“Since the early days of ESPN, CFL games have been a valued part of our programming lineup,” said Burke Magnus, Senior Vice President, Programming Acquisitions. “I’m proud to see our relationship continue as we strive to serve football fans 365 days a year.”
In 2015, there will be 20 CFL games televised on ESPN channels as well as streamed via WatchESPN, plus another 69 available exclusively through WatchESPN’s ESPN3. That’s a total of 89 games, including all 81 regular-season games, four playoff games, the Grey Cup championship game, and three preseason games. Last year saw 17 games televised and the rest of the regular season and playoffs (69 games) streamed, but streaming preseason games is new. It’s notable that many preseason games aren’t even televised in Canada; broadcaster TSN is only airing six of the nine games. Having some of those games shown south of the border is a step forward for the CFL.
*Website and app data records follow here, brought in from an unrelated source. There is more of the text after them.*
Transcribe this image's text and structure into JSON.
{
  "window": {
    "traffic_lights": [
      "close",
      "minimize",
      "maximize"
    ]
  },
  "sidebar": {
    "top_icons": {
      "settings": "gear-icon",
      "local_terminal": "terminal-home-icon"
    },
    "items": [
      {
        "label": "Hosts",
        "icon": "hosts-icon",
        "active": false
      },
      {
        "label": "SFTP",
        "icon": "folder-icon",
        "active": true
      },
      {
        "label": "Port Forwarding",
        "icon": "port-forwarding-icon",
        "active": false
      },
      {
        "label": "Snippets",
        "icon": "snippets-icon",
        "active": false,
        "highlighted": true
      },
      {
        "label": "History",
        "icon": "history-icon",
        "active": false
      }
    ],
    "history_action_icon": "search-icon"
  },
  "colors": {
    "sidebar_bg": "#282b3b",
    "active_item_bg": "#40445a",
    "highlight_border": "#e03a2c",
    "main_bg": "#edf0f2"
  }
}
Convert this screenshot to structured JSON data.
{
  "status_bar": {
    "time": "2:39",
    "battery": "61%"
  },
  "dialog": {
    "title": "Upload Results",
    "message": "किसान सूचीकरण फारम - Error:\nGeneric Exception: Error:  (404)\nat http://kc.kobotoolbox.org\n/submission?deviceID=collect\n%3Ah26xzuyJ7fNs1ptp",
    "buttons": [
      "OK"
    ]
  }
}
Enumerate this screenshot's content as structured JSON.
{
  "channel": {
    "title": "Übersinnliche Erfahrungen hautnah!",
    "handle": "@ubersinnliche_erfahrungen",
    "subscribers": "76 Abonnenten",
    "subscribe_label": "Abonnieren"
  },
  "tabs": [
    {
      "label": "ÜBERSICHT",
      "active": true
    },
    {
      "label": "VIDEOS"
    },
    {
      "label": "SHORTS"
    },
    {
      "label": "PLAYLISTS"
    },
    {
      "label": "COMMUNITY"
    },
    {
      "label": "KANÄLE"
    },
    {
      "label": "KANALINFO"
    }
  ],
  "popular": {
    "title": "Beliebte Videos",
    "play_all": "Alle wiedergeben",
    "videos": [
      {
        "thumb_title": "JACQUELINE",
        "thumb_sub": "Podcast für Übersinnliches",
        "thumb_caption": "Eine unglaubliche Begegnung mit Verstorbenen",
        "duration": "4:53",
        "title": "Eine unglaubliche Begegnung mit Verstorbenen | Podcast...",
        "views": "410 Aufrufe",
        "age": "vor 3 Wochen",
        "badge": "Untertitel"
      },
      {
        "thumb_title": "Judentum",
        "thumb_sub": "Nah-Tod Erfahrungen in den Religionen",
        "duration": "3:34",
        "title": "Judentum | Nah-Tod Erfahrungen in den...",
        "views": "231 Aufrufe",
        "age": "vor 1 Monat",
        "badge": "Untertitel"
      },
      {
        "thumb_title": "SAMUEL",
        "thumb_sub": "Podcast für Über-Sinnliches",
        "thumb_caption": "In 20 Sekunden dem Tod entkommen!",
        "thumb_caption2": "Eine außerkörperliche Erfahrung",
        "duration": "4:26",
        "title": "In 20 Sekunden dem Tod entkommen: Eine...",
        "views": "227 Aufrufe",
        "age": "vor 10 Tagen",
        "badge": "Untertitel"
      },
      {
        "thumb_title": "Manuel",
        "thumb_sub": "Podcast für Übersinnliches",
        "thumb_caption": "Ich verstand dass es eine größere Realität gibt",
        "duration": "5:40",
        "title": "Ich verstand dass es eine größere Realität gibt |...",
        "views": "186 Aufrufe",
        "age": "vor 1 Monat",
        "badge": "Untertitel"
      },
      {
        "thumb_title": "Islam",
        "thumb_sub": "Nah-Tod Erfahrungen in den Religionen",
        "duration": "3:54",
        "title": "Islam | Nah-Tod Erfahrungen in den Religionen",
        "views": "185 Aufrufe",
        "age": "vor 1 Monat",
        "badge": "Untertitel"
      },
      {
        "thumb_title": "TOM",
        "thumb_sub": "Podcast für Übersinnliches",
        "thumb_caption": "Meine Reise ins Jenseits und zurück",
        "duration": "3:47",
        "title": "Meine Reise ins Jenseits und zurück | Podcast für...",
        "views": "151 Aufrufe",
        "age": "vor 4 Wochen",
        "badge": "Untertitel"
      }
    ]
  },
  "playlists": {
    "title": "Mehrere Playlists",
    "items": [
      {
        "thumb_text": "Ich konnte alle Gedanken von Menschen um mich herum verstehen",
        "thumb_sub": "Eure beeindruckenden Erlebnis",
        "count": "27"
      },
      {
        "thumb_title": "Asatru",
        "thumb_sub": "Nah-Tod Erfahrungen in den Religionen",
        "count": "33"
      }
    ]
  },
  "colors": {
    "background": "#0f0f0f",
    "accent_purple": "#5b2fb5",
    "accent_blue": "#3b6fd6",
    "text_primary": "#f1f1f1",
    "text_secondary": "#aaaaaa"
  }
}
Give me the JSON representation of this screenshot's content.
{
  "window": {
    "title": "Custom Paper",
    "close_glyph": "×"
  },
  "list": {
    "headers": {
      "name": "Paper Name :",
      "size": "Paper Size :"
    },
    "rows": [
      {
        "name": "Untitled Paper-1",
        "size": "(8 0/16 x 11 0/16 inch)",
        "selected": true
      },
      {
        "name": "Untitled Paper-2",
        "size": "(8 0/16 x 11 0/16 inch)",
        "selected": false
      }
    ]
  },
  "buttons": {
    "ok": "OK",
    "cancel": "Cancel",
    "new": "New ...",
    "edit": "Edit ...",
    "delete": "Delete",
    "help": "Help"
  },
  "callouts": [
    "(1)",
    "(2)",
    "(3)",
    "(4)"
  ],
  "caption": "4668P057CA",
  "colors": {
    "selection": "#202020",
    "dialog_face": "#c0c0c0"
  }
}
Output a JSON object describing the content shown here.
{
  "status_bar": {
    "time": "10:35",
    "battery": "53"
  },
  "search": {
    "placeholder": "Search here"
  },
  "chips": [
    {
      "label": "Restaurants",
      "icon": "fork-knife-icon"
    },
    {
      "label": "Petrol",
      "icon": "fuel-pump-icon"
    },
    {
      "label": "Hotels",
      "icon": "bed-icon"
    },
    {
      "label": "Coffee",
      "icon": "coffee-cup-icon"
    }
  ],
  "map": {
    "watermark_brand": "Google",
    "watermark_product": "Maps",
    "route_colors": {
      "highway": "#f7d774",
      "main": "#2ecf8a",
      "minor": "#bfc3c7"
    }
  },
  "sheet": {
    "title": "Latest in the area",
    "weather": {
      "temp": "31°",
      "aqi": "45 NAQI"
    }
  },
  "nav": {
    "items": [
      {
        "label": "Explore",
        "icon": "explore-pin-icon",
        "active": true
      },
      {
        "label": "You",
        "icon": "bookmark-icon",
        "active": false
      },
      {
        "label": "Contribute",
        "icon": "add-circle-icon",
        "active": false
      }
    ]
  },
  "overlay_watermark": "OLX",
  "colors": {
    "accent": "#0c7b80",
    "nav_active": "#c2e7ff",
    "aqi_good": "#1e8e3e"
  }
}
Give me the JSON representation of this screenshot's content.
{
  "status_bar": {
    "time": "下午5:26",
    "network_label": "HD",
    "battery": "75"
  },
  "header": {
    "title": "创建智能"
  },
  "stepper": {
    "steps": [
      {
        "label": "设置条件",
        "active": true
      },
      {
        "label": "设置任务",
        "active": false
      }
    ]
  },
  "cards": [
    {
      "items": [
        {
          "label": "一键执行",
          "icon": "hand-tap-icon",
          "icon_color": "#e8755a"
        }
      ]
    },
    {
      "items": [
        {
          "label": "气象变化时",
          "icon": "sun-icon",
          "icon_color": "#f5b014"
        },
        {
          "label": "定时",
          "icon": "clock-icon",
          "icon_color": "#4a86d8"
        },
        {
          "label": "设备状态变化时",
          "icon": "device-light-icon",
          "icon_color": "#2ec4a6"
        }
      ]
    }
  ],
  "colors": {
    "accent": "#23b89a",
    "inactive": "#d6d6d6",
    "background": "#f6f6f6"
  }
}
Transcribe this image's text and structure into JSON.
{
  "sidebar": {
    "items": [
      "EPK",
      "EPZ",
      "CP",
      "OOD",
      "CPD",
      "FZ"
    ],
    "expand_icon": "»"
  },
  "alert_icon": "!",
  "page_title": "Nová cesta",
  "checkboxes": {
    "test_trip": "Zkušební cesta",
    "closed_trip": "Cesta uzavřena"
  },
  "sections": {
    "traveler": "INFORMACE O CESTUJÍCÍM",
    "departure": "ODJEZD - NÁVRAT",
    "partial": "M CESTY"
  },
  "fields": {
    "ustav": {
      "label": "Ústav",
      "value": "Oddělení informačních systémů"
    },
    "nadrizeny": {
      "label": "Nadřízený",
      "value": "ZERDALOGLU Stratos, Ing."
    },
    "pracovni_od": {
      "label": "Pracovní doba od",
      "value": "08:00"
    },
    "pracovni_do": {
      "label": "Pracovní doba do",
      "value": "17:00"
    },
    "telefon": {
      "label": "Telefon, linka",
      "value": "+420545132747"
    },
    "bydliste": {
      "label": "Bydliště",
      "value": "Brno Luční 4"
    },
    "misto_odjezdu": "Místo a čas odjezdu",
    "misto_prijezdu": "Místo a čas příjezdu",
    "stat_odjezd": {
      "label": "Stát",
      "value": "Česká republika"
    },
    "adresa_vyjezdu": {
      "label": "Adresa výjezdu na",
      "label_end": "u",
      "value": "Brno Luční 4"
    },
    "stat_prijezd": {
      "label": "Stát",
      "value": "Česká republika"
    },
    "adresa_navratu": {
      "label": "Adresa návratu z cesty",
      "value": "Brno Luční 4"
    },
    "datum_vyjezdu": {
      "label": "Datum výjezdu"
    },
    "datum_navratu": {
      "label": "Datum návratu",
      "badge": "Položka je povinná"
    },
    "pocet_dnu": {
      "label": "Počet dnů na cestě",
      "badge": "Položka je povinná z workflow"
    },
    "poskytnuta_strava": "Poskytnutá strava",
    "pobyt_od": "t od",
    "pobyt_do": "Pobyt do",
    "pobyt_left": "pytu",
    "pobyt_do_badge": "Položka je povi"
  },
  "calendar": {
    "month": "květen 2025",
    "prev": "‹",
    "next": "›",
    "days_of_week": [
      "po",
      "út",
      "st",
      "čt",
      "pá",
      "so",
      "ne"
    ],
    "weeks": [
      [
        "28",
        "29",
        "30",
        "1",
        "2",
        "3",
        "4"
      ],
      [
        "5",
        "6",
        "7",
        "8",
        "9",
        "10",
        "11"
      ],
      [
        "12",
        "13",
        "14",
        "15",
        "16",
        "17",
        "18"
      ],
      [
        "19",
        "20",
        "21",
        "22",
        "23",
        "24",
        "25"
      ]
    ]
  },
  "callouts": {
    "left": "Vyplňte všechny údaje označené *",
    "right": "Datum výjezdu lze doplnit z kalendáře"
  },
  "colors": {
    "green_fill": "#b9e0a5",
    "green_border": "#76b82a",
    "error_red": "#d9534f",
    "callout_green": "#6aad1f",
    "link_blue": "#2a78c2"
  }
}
The CFL and ESPN relationship seems to be working for both parties. It’s very low-cost programming for ESPN, as they’re only taking the TSN feeds (remember, ESPN owns 20 per cent of TSN) rather than sending their own announcers and crews the way they did during the 1990s (when CFL broadcasts featured the likes of Gus Johnson and Mike Mayock). The ability to offer comprehensive CFL coverage with their streaming service while only airing some of the games on actual television also works out for ESPN; it lets them run the CFL when it works for them from a programming and ratings standpoint (mostly in the summer) without committing to air it at awkward times when other programming might draw better numbers, and it lets them largely avoid complaints from U.S. CFL fans because the games not aired on television are still streamed. Having the CFL be an exclusive ESPN property (which only started last year; previous deals had seen CFL games shown on the NFL Network and NBC Sports Network as well), and one signed to a multi-year deal, also gives the network incentive to promote the league.
For the CFL, this isn’t a deal about money. They’re probably not getting much, if anything, in the way of cash here, and they’re certainly getting nothing close to the massive Canadian deal they have with TSN (estimated to be about $36 million Canadian annually, and recently renewed for another year). They are getting decent U.S. exposure, though, and while that exposure is nice to gain fans, that’s not its primary goal. The league is focused on two key areas with its U.S. TV deals; keeping current American players happy (by making it easy for their friends and family at home to watch them) and attracting new American players (if talented college players see the product on TV and are impressed with its quality, they’re more likely to explore CFL options if the NFL doesn’t work out for them). All of the CFL’s recent TV deals have accomplished those goals to some extent, but the ESPN one might be the best one, especially now that the numbers of broadcast and streamed games are rising. Exclusivity also benefits the CFL; it’s easy for them to tell American fans that every game is on ESPN3 at the very least, compared to the mishmash of broadcast options that took place under the shared NBCSN/ESPN deal. There are advantages to working with the Worldwide Leader, and it’s something that seems to be paying off for the CFL so far.